(Given entries):
= = = = =
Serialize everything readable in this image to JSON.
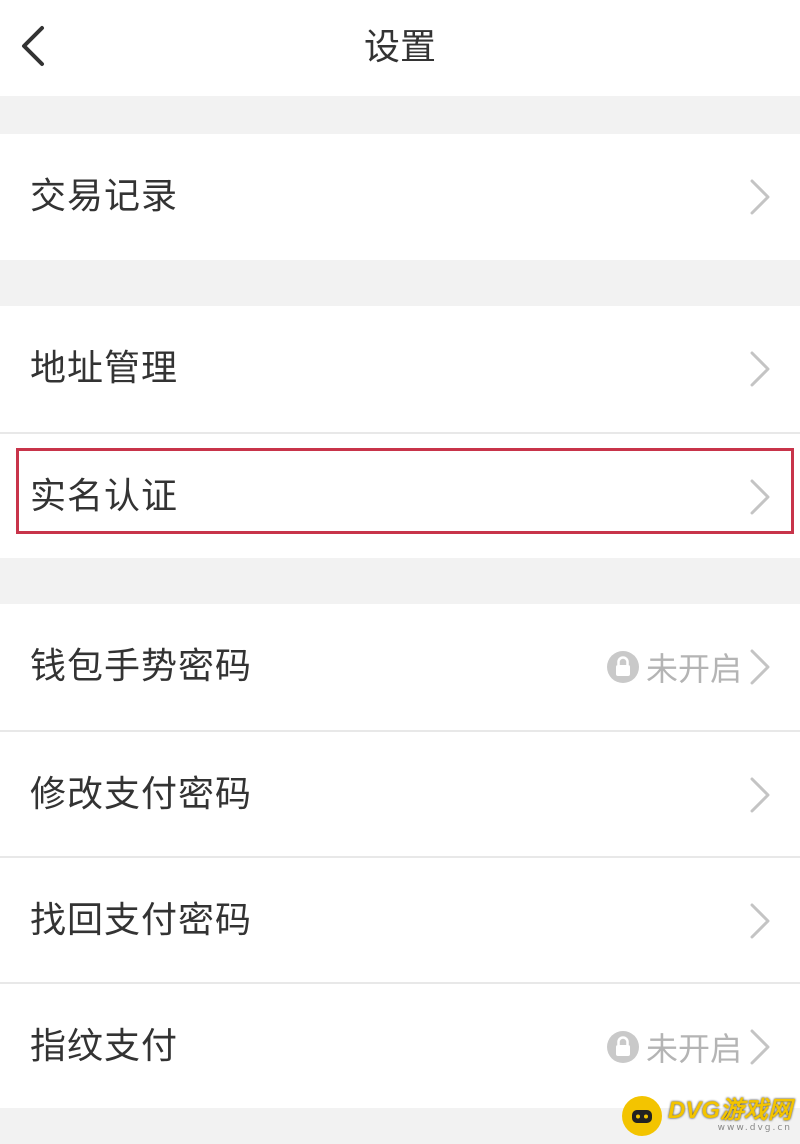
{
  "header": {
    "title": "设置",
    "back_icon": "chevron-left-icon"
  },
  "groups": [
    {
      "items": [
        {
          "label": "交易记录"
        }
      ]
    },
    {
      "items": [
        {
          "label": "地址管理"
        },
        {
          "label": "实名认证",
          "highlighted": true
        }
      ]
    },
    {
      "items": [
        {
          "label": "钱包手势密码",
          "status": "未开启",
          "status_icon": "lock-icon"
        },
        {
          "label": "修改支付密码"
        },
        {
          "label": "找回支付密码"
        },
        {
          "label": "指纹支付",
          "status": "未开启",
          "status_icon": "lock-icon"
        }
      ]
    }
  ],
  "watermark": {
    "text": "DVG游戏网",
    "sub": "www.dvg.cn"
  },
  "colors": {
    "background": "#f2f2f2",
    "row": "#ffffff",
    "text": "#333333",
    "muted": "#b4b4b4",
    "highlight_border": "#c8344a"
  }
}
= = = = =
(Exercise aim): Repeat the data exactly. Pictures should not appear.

(Exercise response):
Serialize everything readable in this image to JSON.
{
  "header": {
    "title": "设置",
    "back_icon": "chevron-left-icon"
  },
  "groups": [
    {
      "items": [
        {
          "label": "交易记录"
        }
      ]
    },
    {
      "items": [
        {
          "label": "地址管理"
        },
        {
          "label": "实名认证",
          "highlighted": true
        }
      ]
    },
    {
      "items": [
        {
          "label": "钱包手势密码",
          "status": "未开启",
          "status_icon": "lock-icon"
        },
        {
          "label": "修改支付密码"
        },
        {
          "label": "找回支付密码"
        },
        {
          "label": "指纹支付",
          "status": "未开启",
          "status_icon": "lock-icon"
        }
      ]
    }
  ],
  "watermark": {
    "text": "DVG游戏网",
    "sub": "www.dvg.cn"
  },
  "colors": {
    "background": "#f2f2f2",
    "row": "#ffffff",
    "text": "#333333",
    "muted": "#b4b4b4",
    "highlight_border": "#c8344a"
  }
}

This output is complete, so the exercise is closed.